Recognizing, Reporting, and Preventing Mumps at Children's Camps - Spring 2010

Spring 2010

Dear Children's Camp Operator:

The New York State Department of Health (NYSDOH) Bureau of Immunization would like to raise awareness about an ongoing mumps outbreak in the Northeast United States and how it affects children's camps. Since August 2009, a mumps outbreak that originated in Europe has been ongoing in New York State, New Jersey, and Connecticut. This outbreak began at a New York summer camp for boys in summer 2009, when a child developed mumps soon after returning from travel in the United Kingdom. Subsequently, other camp attendees and staff members developed mumps, and mumps spread to multiple locations after the camp attendees returned home.

Although reports of mumps are on the decline, it is possible that mumps may still be circulating this summer. Mumps is a highly communicable disease that can be spread rapidly in camp settings. It is important to promptly identify and report suspect mumps cases among campers and camp employees to your local health department in order to rapidly contain outbreaks. Delays in reporting can allow the mumps to spread, can disrupt the camp season, and can spread once the campers and staff return home. This letter will discuss how to recognize and report mumps to the local health department, and which vaccines are recommended for both campers and staff.

Recognizing Mumps

Common symptoms of mumps are:

  • feeling tired and achy;
  • fever; and
  • swelling and tenderness of the salivary glands, particularly the ones in front of the ear called the parotid glands.

Mumps is spread through the air by droplets from the mouth, nose or throat of a person with mumps, usually when the person coughs, sneezes or talks. People can spread mumps from 3 days before their glands begin swelling through 5 days after the swelling began.

Reporting Mumps

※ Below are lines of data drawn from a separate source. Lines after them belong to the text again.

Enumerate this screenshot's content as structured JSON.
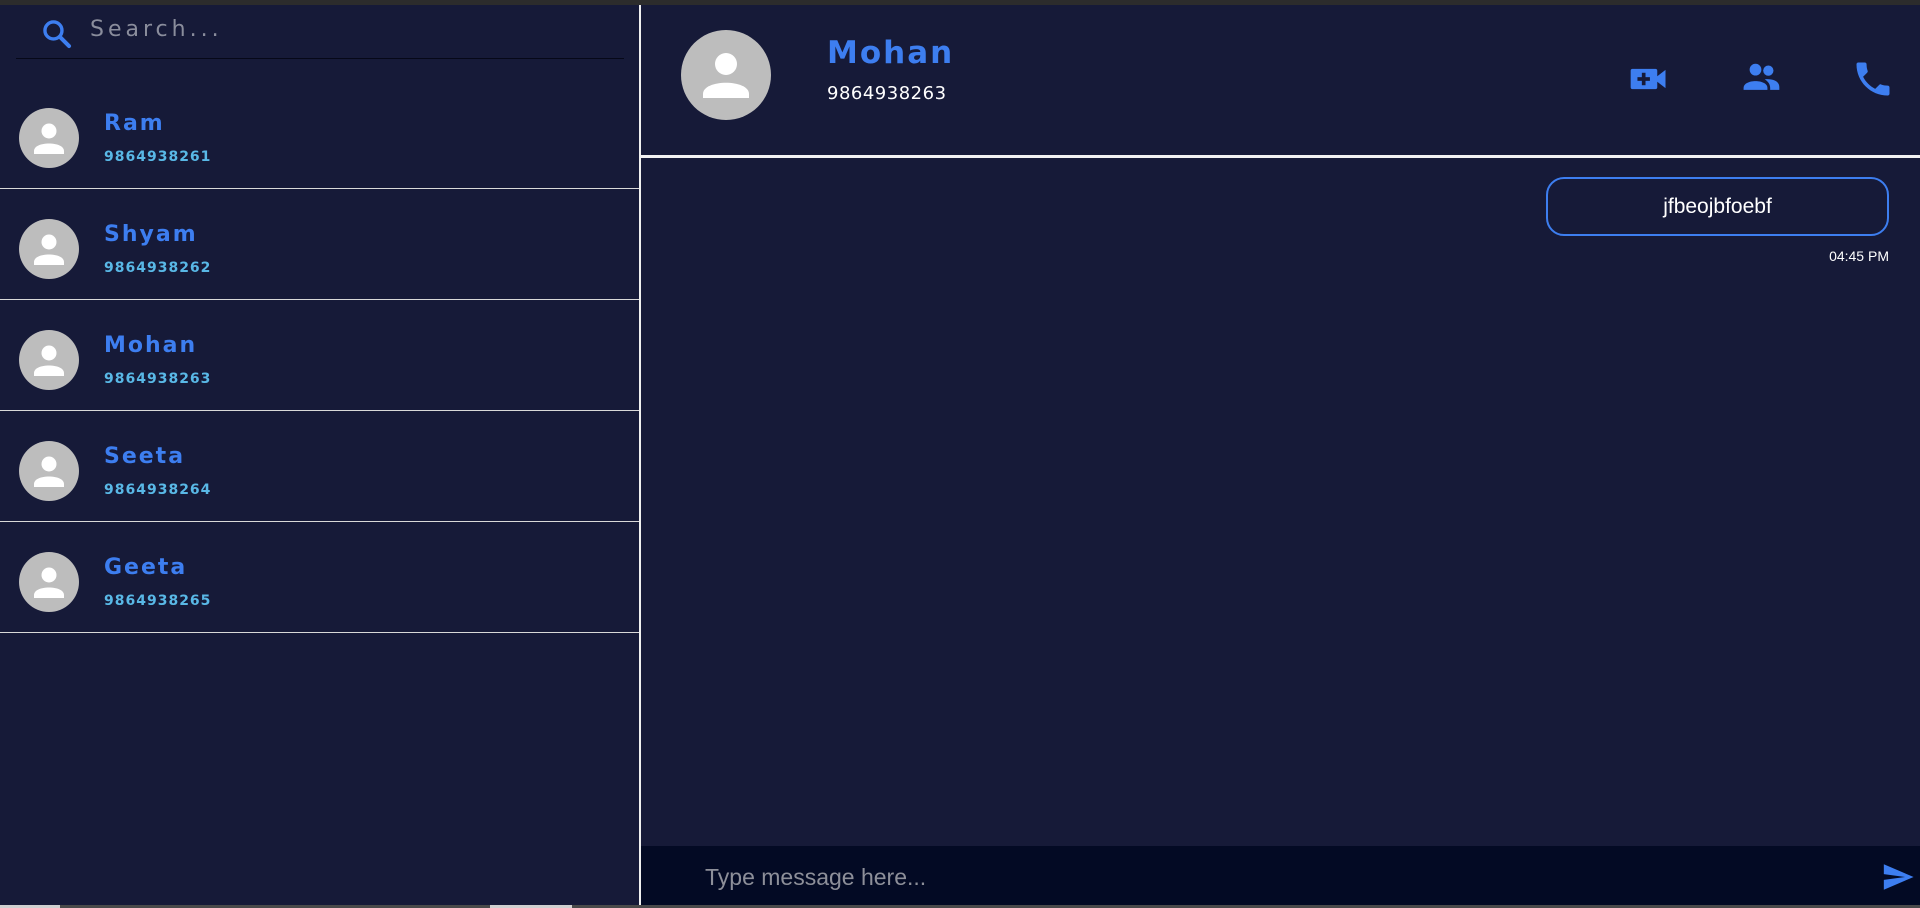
{
  "search": {
    "placeholder": "Search..."
  },
  "contacts": [
    {
      "name": "Ram",
      "phone": "9864938261"
    },
    {
      "name": "Shyam",
      "phone": "9864938262"
    },
    {
      "name": "Mohan",
      "phone": "9864938263"
    },
    {
      "name": "Seeta",
      "phone": "9864938264"
    },
    {
      "name": "Geeta",
      "phone": "9864938265"
    }
  ],
  "active_chat": {
    "name": "Mohan",
    "phone": "9864938263",
    "actions": [
      "video-call-icon",
      "group-icon",
      "phone-icon"
    ]
  },
  "messages": [
    {
      "text": "jfbeojbfoebf",
      "time": "04:45 PM",
      "direction": "outgoing"
    }
  ],
  "composer": {
    "placeholder": "Type message here..."
  },
  "colors": {
    "background": "#161a38",
    "accent": "#3d7ef0",
    "phone_text": "#59b8e6",
    "composer_bg": "#030a24",
    "avatar": "#bdbdbd"
  }
}
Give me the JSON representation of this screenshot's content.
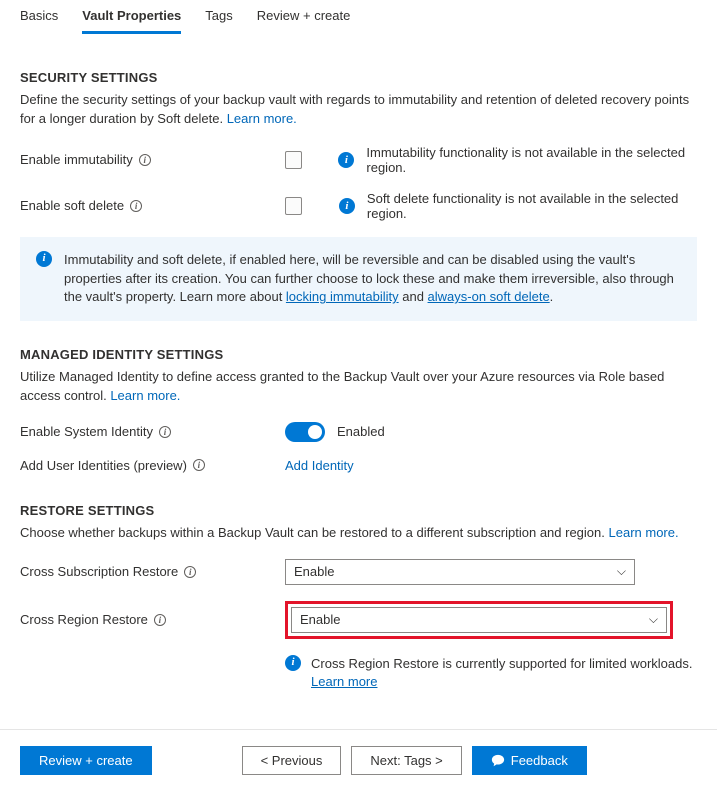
{
  "tabs": {
    "basics": "Basics",
    "vault": "Vault Properties",
    "tags": "Tags",
    "review": "Review + create"
  },
  "security": {
    "title": "SECURITY SETTINGS",
    "desc": "Define the security settings of your backup vault with regards to immutability and retention of deleted recovery points for a longer duration by Soft delete.",
    "learn": "Learn more.",
    "immutability_label": "Enable immutability",
    "immutability_msg": "Immutability functionality is not available in the selected region.",
    "softdelete_label": "Enable soft delete",
    "softdelete_msg": "Soft delete functionality is not available in the selected region.",
    "callout_pre": "Immutability and soft delete, if enabled here, will be reversible and can be disabled using the vault's properties after its creation. You can further choose to lock these and make them irreversible, also through the vault's property. Learn more about ",
    "callout_link1": "locking immutability",
    "callout_mid": " and ",
    "callout_link2": "always-on soft delete",
    "callout_post": "."
  },
  "identity": {
    "title": "MANAGED IDENTITY SETTINGS",
    "desc": "Utilize Managed Identity to define access granted to the Backup Vault over your Azure resources via Role based access control.",
    "learn": "Learn more.",
    "system_label": "Enable System Identity",
    "toggle_text": "Enabled",
    "add_user_label": "Add User Identities (preview)",
    "add_identity_link": "Add Identity"
  },
  "restore": {
    "title": "RESTORE SETTINGS",
    "desc": "Choose whether backups within a Backup Vault can be restored to a different subscription and region.",
    "learn": "Learn more.",
    "cross_sub_label": "Cross Subscription Restore",
    "cross_sub_value": "Enable",
    "cross_region_label": "Cross Region Restore",
    "cross_region_value": "Enable",
    "info_msg": "Cross Region Restore is currently supported for limited workloads. ",
    "info_link": "Learn more"
  },
  "footer": {
    "review": "Review + create",
    "prev": "< Previous",
    "next": "Next: Tags >",
    "feedback": "Feedback"
  }
}
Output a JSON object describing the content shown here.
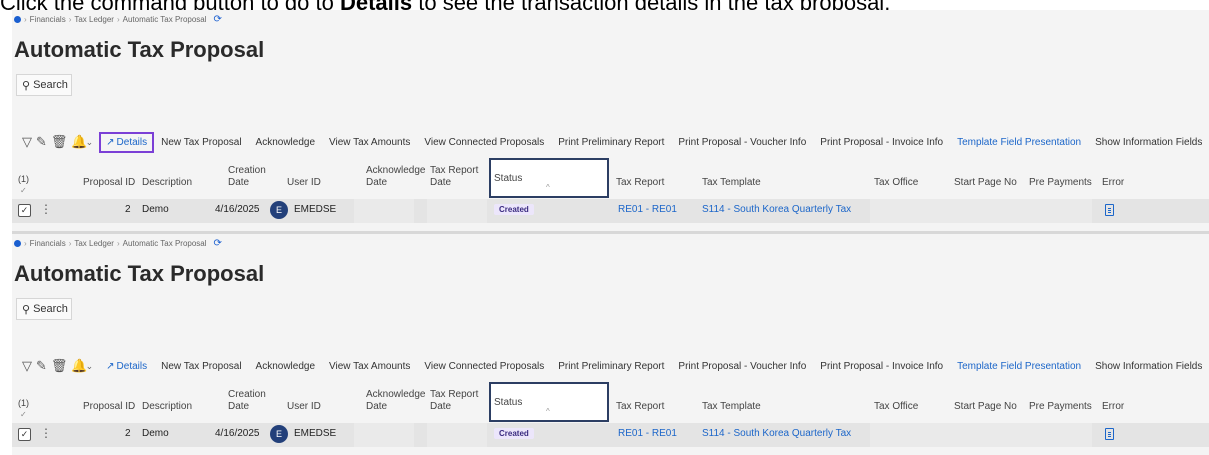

Mumps disease is reportable by law, and even one case needs to be reported right away. The camp health director or other healthcare provider should discuss with staff the symptoms of mumps. The need to report the first sign of illness to the director should be stressed. If mumps is suspected in even one camper or camp employee, or a cluster of people have symptoms that might be caused by mumps, your local health department should be notified immediately. Delays in reporting have led to large outbreaks at camps. Camp operators must also report to the permit-issuing official.

Preventing Mumps

The best protection against mumps is broad vaccination coverage. Therefore, vaccination of all individuals who will be working in or attending summer camps is recommended.

New York State Department of Health (NYSDOH) recommends 2 doses of mumps vaccine for all campers and camp employees born on or after January 1, 1957. Experience with outbreaks has shown 2 doses of mumps vaccine to be more effective than 1 dose. Most U.S. residents receive 2 doses of mumps vaccine in the form of the combined measles, mumps, and rubella vaccine (MMR), first at age 12-15 months, and a second dose upon school entrance. However, international camp employees and some campers may have received only 1 dose, or no doses, of mumps vaccine. To ensure maximum protection against mumps, the state Health Department recommends 2 doses of MMR as soon as possible for all campers and camp staff, who:

  • were born on or after January 1, 1957;
  • have had fewer than 2 doses of MMR; and
  • have no history of mumps.

It's preferable that the doses be received before the start of camp. The second dose should be given no sooner than 28 days after the first dose.

Additional Information

For more information about immunizations given in other countries, or immunizations in general, please call your local health department or the NYSDOH Bureau of Immunization at 518-473-4437. More information can be obtained at the CDC's National Center for Immunization and Respiratory Diseases' Web site at http://www.cdc.gov/vaccines/.

Thank you for your efforts to keep camps free of vaccine-preventable disease.

Sincerely,

Debra Blog, M.D., M.P.H.
Director
Bureau of Immunization